Immediately after receiving that message, I prepared a copy of the film on DVD and had a couple of screenshots of the film printed out. I then drove off to a place that I should have gone back to at least once after that rainy November day back in 2010, but never got to. It was difficult to bear the idea that the next time I would be seeing a man who changed the course of my life, he would be inside his coffin. I regret not being able to drop by even just once after winning in Manhattan, even just to say thank you, and tell him about what happened, or to bring a bilao of pancit for him and his family. Despite the torrential rains, I was determined to pay my respects to Tito Ipe.

I arrived at the Gawad Kalinga Selecta Village where he lived at around 5PM. I was met there by Bon, who had helped me shoot the film. As we walked past the children frolicking in the puddles and the men and women gambling on the streets, I saw the familiar sight of the street where we filmed the first few scenes of the film. I walked into his house, the same house which we filmed Fine Dining in, and it looked the same. Nothing much had changed, save for the fact that there was now a coffin in it. I met his wife, and some of his children, who congratulated me on the award.

I gave his wife, Tita Milet, the DVD, the photos, and a love offering. She looked at the photos fondly, remarking, “Ang payat pa ni Tatay dito.” He had gotten sick throughout the last few months of his life, and had gained a lot of weight. It was hard to tell just by looking at his body, but you could see hints of it in his face. I learned that Tito Ipe had died of a heart attack last Sunday, July 15. I also learned that I’d gotten his name wrong all this time; it was Efren Elgo, not Erpo. I must’ve misread it when he wrote it down for me that day.

I stayed to chat for a while as they offered me a bottle of Mountain Dew which I graciously accepted. As I chatted with Tita Milet, it was easy to see just how much she had loved Tito Ipe, and how painful his death was for her. She was quiet, but very much thankful that I had come to pay my respects.

A few minutes later, I met the stranger who had sent me the Facebook message. Apparently, she wasn’t a stranger. She was the one who played the daughter in the film. She had a different name on Facebook, which is why I didn’t recognize her at first. I greeted her, and chatted with her for a bit. She had seen the film, and had even seen it featured on Bandila. She was now going to use the film for a report in school. After our short chat, I thanked them for their hospitality and went home.

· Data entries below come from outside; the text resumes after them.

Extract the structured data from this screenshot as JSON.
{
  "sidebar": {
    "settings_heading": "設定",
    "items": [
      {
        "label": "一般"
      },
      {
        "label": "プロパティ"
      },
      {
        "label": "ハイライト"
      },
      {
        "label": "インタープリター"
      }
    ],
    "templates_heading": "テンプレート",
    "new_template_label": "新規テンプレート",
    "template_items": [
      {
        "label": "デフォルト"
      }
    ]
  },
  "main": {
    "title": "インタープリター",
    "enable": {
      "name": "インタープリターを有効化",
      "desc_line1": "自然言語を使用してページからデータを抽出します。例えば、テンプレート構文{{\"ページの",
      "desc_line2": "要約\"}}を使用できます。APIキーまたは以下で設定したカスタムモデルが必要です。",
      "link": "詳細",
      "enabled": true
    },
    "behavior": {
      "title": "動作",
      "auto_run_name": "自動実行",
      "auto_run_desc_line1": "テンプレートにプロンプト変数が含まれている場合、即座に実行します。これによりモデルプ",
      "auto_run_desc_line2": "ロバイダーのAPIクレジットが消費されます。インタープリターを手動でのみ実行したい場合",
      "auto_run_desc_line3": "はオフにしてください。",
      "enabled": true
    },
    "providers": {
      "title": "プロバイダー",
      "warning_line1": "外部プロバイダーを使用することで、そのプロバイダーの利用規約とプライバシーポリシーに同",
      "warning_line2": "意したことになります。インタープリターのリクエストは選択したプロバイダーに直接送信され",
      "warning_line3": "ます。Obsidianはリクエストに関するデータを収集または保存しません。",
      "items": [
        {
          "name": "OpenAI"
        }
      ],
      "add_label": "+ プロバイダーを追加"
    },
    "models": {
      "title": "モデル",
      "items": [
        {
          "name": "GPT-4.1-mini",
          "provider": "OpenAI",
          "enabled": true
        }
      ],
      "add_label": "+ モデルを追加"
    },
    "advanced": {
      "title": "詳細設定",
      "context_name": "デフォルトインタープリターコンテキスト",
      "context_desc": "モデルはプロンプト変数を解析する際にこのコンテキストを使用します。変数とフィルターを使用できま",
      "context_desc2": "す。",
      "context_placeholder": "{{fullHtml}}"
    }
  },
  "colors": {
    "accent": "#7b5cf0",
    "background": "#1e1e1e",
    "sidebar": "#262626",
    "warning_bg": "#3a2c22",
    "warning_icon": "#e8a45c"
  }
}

Tito Ipe, I know I never got to see you again, and I know you’ll never get to read this. But I’d like to thank you once again for agreeing to act in my film. I owe you so much more than that one thousand pesos I paid you and the Jollibee meal I fed you for your troubles that day. I owe the success of the film and the impact it has made on my career to you. I hope you enjoy a taste of the real Fine Dining up there in heaven. Maraming salamat, Tito Ipe!

If you haven’t seen the film yet, you can watch it below: